__Exercise description__. Copy out the listing below exactly, please, and skip any pictures.

__Material supplied__.
§ §
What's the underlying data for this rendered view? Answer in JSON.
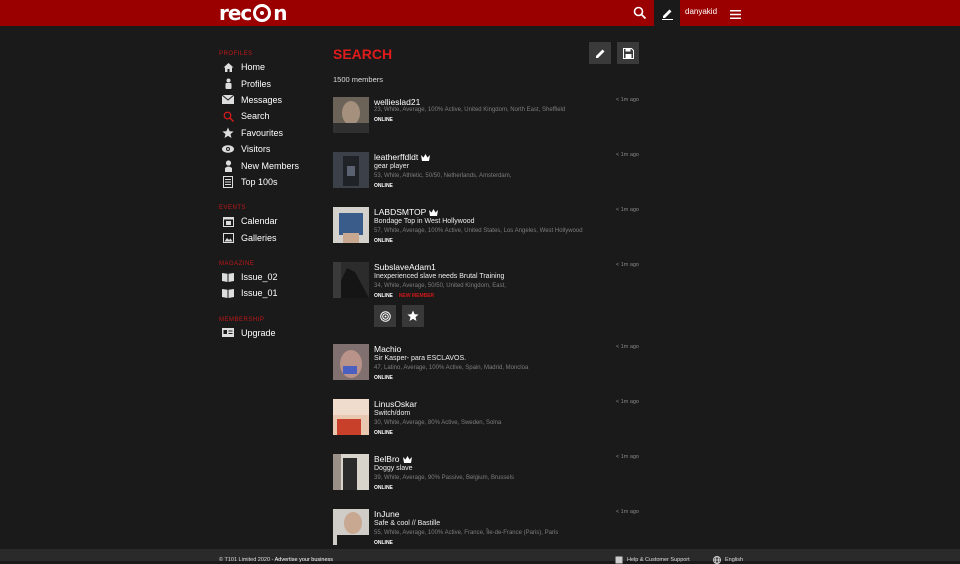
{
  "header": {
    "logo_text": "recon",
    "username": "danyakid"
  },
  "sidebar": {
    "sections": [
      {
        "title": "PROFILES",
        "items": [
          {
            "label": "Home",
            "icon": "home-icon"
          },
          {
            "label": "Profiles",
            "icon": "profiles-icon"
          },
          {
            "label": "Messages",
            "icon": "envelope-icon"
          },
          {
            "label": "Search",
            "icon": "search-icon"
          },
          {
            "label": "Favourites",
            "icon": "star-icon"
          },
          {
            "label": "Visitors",
            "icon": "eye-icon"
          },
          {
            "label": "New Members",
            "icon": "new-member-icon"
          },
          {
            "label": "Top 100s",
            "icon": "list-icon"
          }
        ]
      },
      {
        "title": "EVENTS",
        "items": [
          {
            "label": "Calendar",
            "icon": "calendar-icon"
          },
          {
            "label": "Galleries",
            "icon": "gallery-icon"
          }
        ]
      },
      {
        "title": "MAGAZINE",
        "items": [
          {
            "label": "Issue_02",
            "icon": "magazine-icon"
          },
          {
            "label": "Issue_01",
            "icon": "magazine-icon"
          }
        ]
      },
      {
        "title": "MEMBERSHIP",
        "items": [
          {
            "label": "Upgrade",
            "icon": "id-card-icon"
          }
        ]
      }
    ]
  },
  "main": {
    "title": "SEARCH",
    "count": "1500 members",
    "members": [
      {
        "name": "wellieslad21",
        "tagline": "",
        "details": "23, White, Average, 100% Active, United Kingdom, North East, Sheffield",
        "status": "ONLINE",
        "new": "",
        "time": "< 1m ago",
        "crown": false,
        "thumb_color": "#5a5750"
      },
      {
        "name": "leatherffdldt",
        "tagline": "gear player",
        "details": "53, White, Athletic, 50/50, Netherlands, Amsterdam,",
        "status": "ONLINE",
        "new": "",
        "time": "< 1m ago",
        "crown": true,
        "thumb_color": "#44484f"
      },
      {
        "name": "LABDSMTOP",
        "tagline": "Bondage Top in West Hollywood",
        "details": "57, White, Average, 100% Active, United States, Los Angeles, West Hollywood",
        "status": "ONLINE",
        "new": "",
        "time": "< 1m ago",
        "crown": true,
        "thumb_color": "#3d5578"
      },
      {
        "name": "SubslaveAdam1",
        "tagline": "Inexperienced slave needs Brutal Training",
        "details": "34, White, Average, 50/50, United Kingdom, East,",
        "status": "ONLINE",
        "new": "NEW MEMBER",
        "time": "< 1m ago",
        "crown": false,
        "thumb_color": "#2a2a2a"
      },
      {
        "name": "Machio",
        "tagline": "Sir Kasper- para ESCLAVOS.",
        "details": "47, Latino, Average, 100% Active, Spain, Madrid, Moncloa",
        "status": "ONLINE",
        "new": "",
        "time": "< 1m ago",
        "crown": false,
        "thumb_color": "#8a7a78"
      },
      {
        "name": "LinusOskar",
        "tagline": "Switch/dom",
        "details": "30, White, Average, 80% Active, Sweden, Solna",
        "status": "ONLINE",
        "new": "",
        "time": "< 1m ago",
        "crown": false,
        "thumb_color": "#d8b8a0"
      },
      {
        "name": "BelBro",
        "tagline": "Doggy slave",
        "details": "39, White, Average, 90% Passive, Belgium, Brussels",
        "status": "ONLINE",
        "new": "",
        "time": "< 1m ago",
        "crown": true,
        "thumb_color": "#55504a"
      },
      {
        "name": "InJune",
        "tagline": "Safe & cool // Bastille",
        "details": "55, White, Average, 100% Active, France, Île-de-France (Paris), Paris",
        "status": "ONLINE",
        "new": "",
        "time": "< 1m ago",
        "crown": false,
        "thumb_color": "#c8c0b8"
      }
    ]
  },
  "footer": {
    "copyright": "© T101 Limited 2020 - ",
    "advertise": "Advertise your business",
    "help": "Help & Customer Support",
    "language": "English"
  },
  "colors": {
    "accent": "#9b0000",
    "title_red": "#e01b1b"
  }
}
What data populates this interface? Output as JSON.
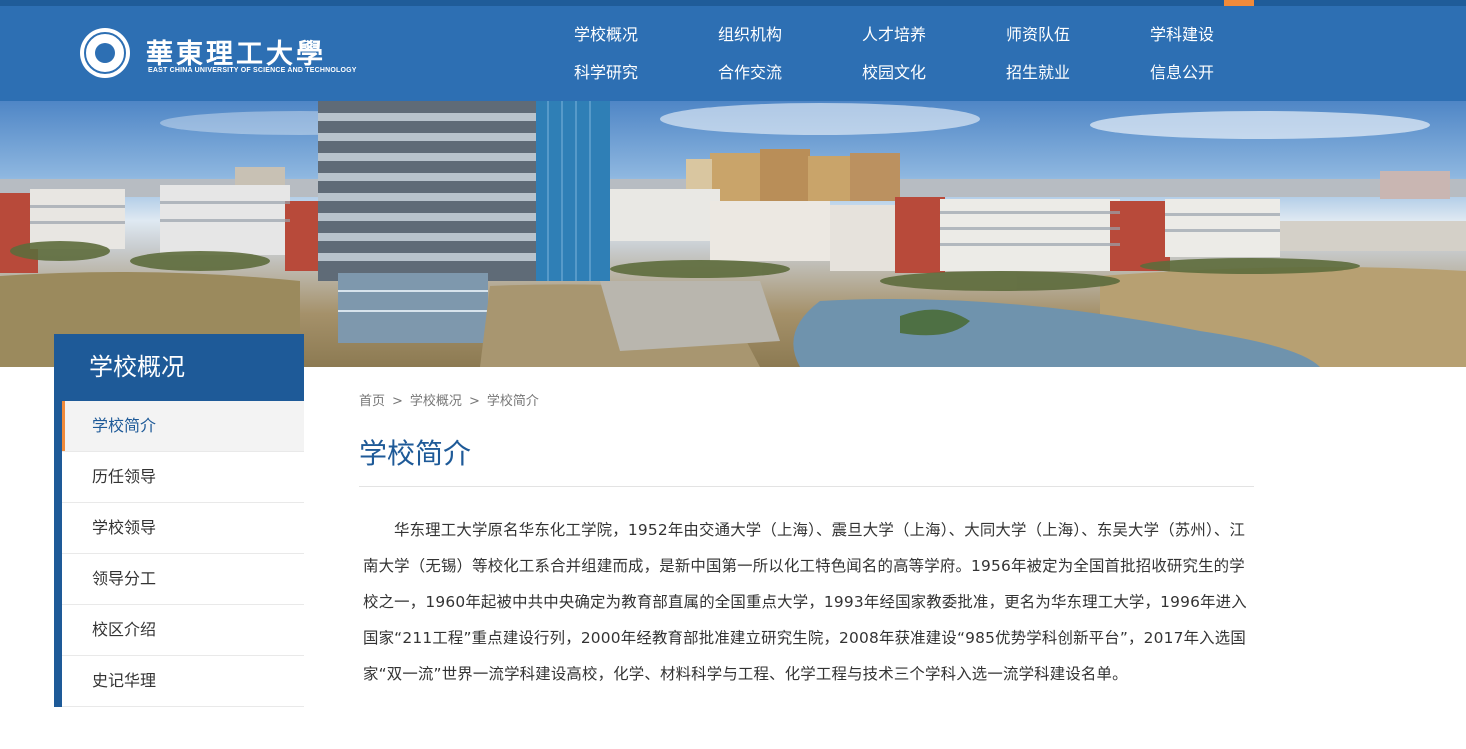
{
  "colors": {
    "header": "#2d6fb3",
    "primary": "#1e5a98",
    "accent": "#f08a3a"
  },
  "logo": {
    "cn": "華東理工大學",
    "en": "EAST CHINA UNIVERSITY OF SCIENCE AND TECHNOLOGY"
  },
  "nav": {
    "row1": [
      "学校概况",
      "组织机构",
      "人才培养",
      "师资队伍",
      "学科建设"
    ],
    "row2": [
      "科学研究",
      "合作交流",
      "校园文化",
      "招生就业",
      "信息公开"
    ]
  },
  "sidebar": {
    "title": "学校概况",
    "items": [
      "学校简介",
      "历任领导",
      "学校领导",
      "领导分工",
      "校区介绍",
      "史记华理"
    ]
  },
  "breadcrumb": {
    "home": "首页",
    "level1": "学校概况",
    "current": "学校简介",
    "separator": ">"
  },
  "page_title": "学校简介",
  "content": "华东理工大学原名华东化工学院，1952年由交通大学（上海）、震旦大学（上海）、大同大学（上海）、东吴大学（苏州）、江南大学（无锡）等校化工系合并组建而成，是新中国第一所以化工特色闻名的高等学府。1956年被定为全国首批招收研究生的学校之一，1960年起被中共中央确定为教育部直属的全国重点大学，1993年经国家教委批准，更名为华东理工大学，1996年进入国家“211工程”重点建设行列，2000年经教育部批准建立研究生院，2008年获准建设“985优势学科创新平台”，2017年入选国家“双一流”世界一流学科建设高校，化学、材料科学与工程、化学工程与技术三个学科入选一流学科建设名单。"
}
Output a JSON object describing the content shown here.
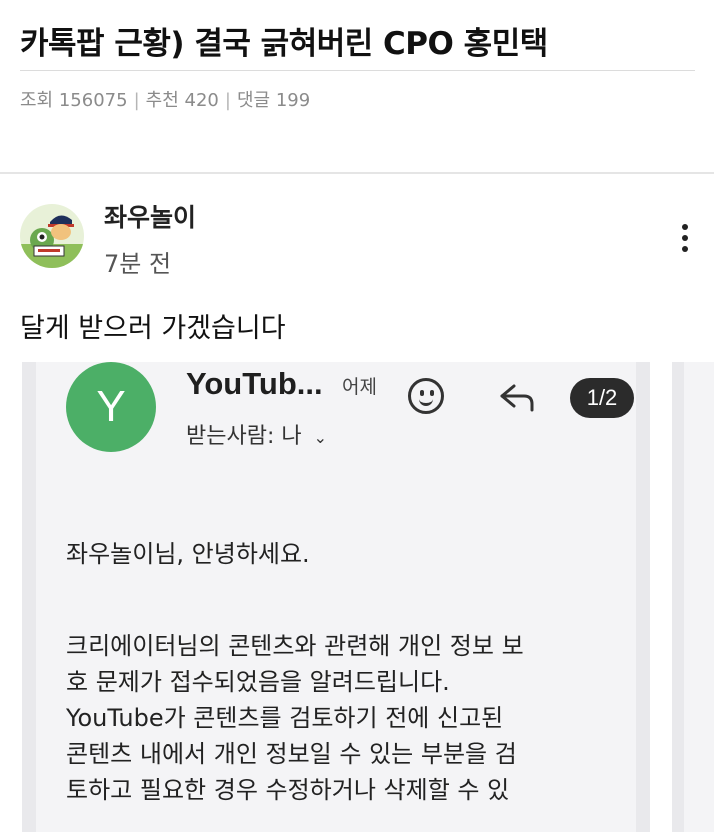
{
  "post": {
    "title": "카톡팝 근황) 결국 긁혀버린 CPO 홍민택",
    "stats": {
      "views_label": "조회",
      "views": "156075",
      "recommend_label": "추천",
      "recommend": "420",
      "comments_label": "댓글",
      "comments": "199",
      "separator": "|"
    },
    "author": {
      "name": "좌우놀이",
      "time": "7분 전"
    },
    "body_text": "달게 받으러 가겠습니다"
  },
  "email_screenshot": {
    "avatar_letter": "Y",
    "sender": "YouTub...",
    "date": "어제",
    "counter": "1/2",
    "recipient": "받는사람: 나",
    "greeting": "좌우놀이님, 안녕하세요.",
    "body_lines": [
      "크리에이터님의 콘텐츠와 관련해 개인 정보 보",
      "호 문제가 접수되었음을 알려드립니다.",
      "YouTube가 콘텐츠를 검토하기 전에 신고된",
      "콘텐츠 내에서 개인 정보일 수 있는 부분을 검",
      "토하고 필요한 경우 수정하거나 삭제할 수 있"
    ],
    "icons": [
      "emoji-icon",
      "reply-icon",
      "chevron-down-icon"
    ]
  },
  "colors": {
    "avatar_green": "#4caf67",
    "counter_bg": "#2b2b2b",
    "meta_gray": "#8b8b8b"
  }
}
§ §
__Written solution__.
What's the underlying data for this rendered view? Answer in JSON.
{
  "header": {
    "logo_text": "recon",
    "username": "danyakid"
  },
  "sidebar": {
    "sections": [
      {
        "title": "PROFILES",
        "items": [
          {
            "label": "Home",
            "icon": "home-icon"
          },
          {
            "label": "Profiles",
            "icon": "profiles-icon"
          },
          {
            "label": "Messages",
            "icon": "envelope-icon"
          },
          {
            "label": "Search",
            "icon": "search-icon"
          },
          {
            "label": "Favourites",
            "icon": "star-icon"
          },
          {
            "label": "Visitors",
            "icon": "eye-icon"
          },
          {
            "label": "New Members",
            "icon": "new-member-icon"
          },
          {
            "label": "Top 100s",
            "icon": "list-icon"
          }
        ]
      },
      {
        "title": "EVENTS",
        "items": [
          {
            "label": "Calendar",
            "icon": "calendar-icon"
          },
          {
            "label": "Galleries",
            "icon": "gallery-icon"
          }
        ]
      },
      {
        "title": "MAGAZINE",
        "items": [
          {
            "label": "Issue_02",
            "icon": "magazine-icon"
          },
          {
            "label": "Issue_01",
            "icon": "magazine-icon"
          }
        ]
      },
      {
        "title": "MEMBERSHIP",
        "items": [
          {
            "label": "Upgrade",
            "icon": "id-card-icon"
          }
        ]
      }
    ]
  },
  "main": {
    "title": "SEARCH",
    "count": "1500 members",
    "members": [
      {
        "name": "wellieslad21",
        "tagline": "",
        "details": "23, White, Average, 100% Active, United Kingdom, North East, Sheffield",
        "status": "ONLINE",
        "new": "",
        "time": "< 1m ago",
        "crown": false,
        "thumb_color": "#5a5750"
      },
      {
        "name": "leatherffdldt",
        "tagline": "gear player",
        "details": "53, White, Athletic, 50/50, Netherlands, Amsterdam,",
        "status": "ONLINE",
        "new": "",
        "time": "< 1m ago",
        "crown": true,
        "thumb_color": "#44484f"
      },
      {
        "name": "LABDSMTOP",
        "tagline": "Bondage Top in West Hollywood",
        "details": "57, White, Average, 100% Active, United States, Los Angeles, West Hollywood",
        "status": "ONLINE",
        "new": "",
        "time": "< 1m ago",
        "crown": true,
        "thumb_color": "#3d5578"
      },
      {
        "name": "SubslaveAdam1",
        "tagline": "Inexperienced slave needs Brutal Training",
        "details": "34, White, Average, 50/50, United Kingdom, East,",
        "status": "ONLINE",
        "new": "NEW MEMBER",
        "time": "< 1m ago",
        "crown": false,
        "thumb_color": "#2a2a2a"
      },
      {
        "name": "Machio",
        "tagline": "Sir Kasper- para ESCLAVOS.",
        "details": "47, Latino, Average, 100% Active, Spain, Madrid, Moncloa",
        "status": "ONLINE",
        "new": "",
        "time": "< 1m ago",
        "crown": false,
        "thumb_color": "#8a7a78"
      },
      {
        "name": "LinusOskar",
        "tagline": "Switch/dom",
        "details": "30, White, Average, 80% Active, Sweden, Solna",
        "status": "ONLINE",
        "new": "",
        "time": "< 1m ago",
        "crown": false,
        "thumb_color": "#d8b8a0"
      },
      {
        "name": "BelBro",
        "tagline": "Doggy slave",
        "details": "39, White, Average, 90% Passive, Belgium, Brussels",
        "status": "ONLINE",
        "new": "",
        "time": "< 1m ago",
        "crown": true,
        "thumb_color": "#55504a"
      },
      {
        "name": "InJune",
        "tagline": "Safe & cool // Bastille",
        "details": "55, White, Average, 100% Active, France, Île-de-France (Paris), Paris",
        "status": "ONLINE",
        "new": "",
        "time": "< 1m ago",
        "crown": false,
        "thumb_color": "#c8c0b8"
      }
    ]
  },
  "footer": {
    "copyright": "© T101 Limited 2020 - ",
    "advertise": "Advertise your business",
    "help": "Help & Customer Support",
    "language": "English"
  },
  "colors": {
    "accent": "#9b0000",
    "title_red": "#e01b1b"
  }
}
What data populates this interface? Output as JSON.
{
  "colors": {
    "header": "#2d6fb3",
    "primary": "#1e5a98",
    "accent": "#f08a3a"
  },
  "logo": {
    "cn": "華東理工大學",
    "en": "EAST CHINA UNIVERSITY OF SCIENCE AND TECHNOLOGY"
  },
  "nav": {
    "row1": [
      "学校概况",
      "组织机构",
      "人才培养",
      "师资队伍",
      "学科建设"
    ],
    "row2": [
      "科学研究",
      "合作交流",
      "校园文化",
      "招生就业",
      "信息公开"
    ]
  },
  "sidebar": {
    "title": "学校概况",
    "items": [
      "学校简介",
      "历任领导",
      "学校领导",
      "领导分工",
      "校区介绍",
      "史记华理"
    ]
  },
  "breadcrumb": {
    "home": "首页",
    "level1": "学校概况",
    "current": "学校简介",
    "separator": ">"
  },
  "page_title": "学校简介",
  "content": "华东理工大学原名华东化工学院，1952年由交通大学（上海）、震旦大学（上海）、大同大学（上海）、东吴大学（苏州）、江南大学（无锡）等校化工系合并组建而成，是新中国第一所以化工特色闻名的高等学府。1956年被定为全国首批招收研究生的学校之一，1960年起被中共中央确定为教育部直属的全国重点大学，1993年经国家教委批准，更名为华东理工大学，1996年进入国家“211工程”重点建设行列，2000年经教育部批准建立研究生院，2008年获准建设“985优势学科创新平台”，2017年入选国家“双一流”世界一流学科建设高校，化学、材料科学与工程、化学工程与技术三个学科入选一流学科建设名单。"
}
Output a JSON object describing the content shown here.
{
  "post": {
    "title": "카톡팝 근황) 결국 긁혀버린 CPO 홍민택",
    "stats": {
      "views_label": "조회",
      "views": "156075",
      "recommend_label": "추천",
      "recommend": "420",
      "comments_label": "댓글",
      "comments": "199",
      "separator": "|"
    },
    "author": {
      "name": "좌우놀이",
      "time": "7분 전"
    },
    "body_text": "달게 받으러 가겠습니다"
  },
  "email_screenshot": {
    "avatar_letter": "Y",
    "sender": "YouTub...",
    "date": "어제",
    "counter": "1/2",
    "recipient": "받는사람: 나",
    "greeting": "좌우놀이님, 안녕하세요.",
    "body_lines": [
      "크리에이터님의 콘텐츠와 관련해 개인 정보 보",
      "호 문제가 접수되었음을 알려드립니다.",
      "YouTube가 콘텐츠를 검토하기 전에 신고된",
      "콘텐츠 내에서 개인 정보일 수 있는 부분을 검",
      "토하고 필요한 경우 수정하거나 삭제할 수 있"
    ],
    "icons": [
      "emoji-icon",
      "reply-icon",
      "chevron-down-icon"
    ]
  },
  "colors": {
    "avatar_green": "#4caf67",
    "counter_bg": "#2b2b2b",
    "meta_gray": "#8b8b8b"
  }
}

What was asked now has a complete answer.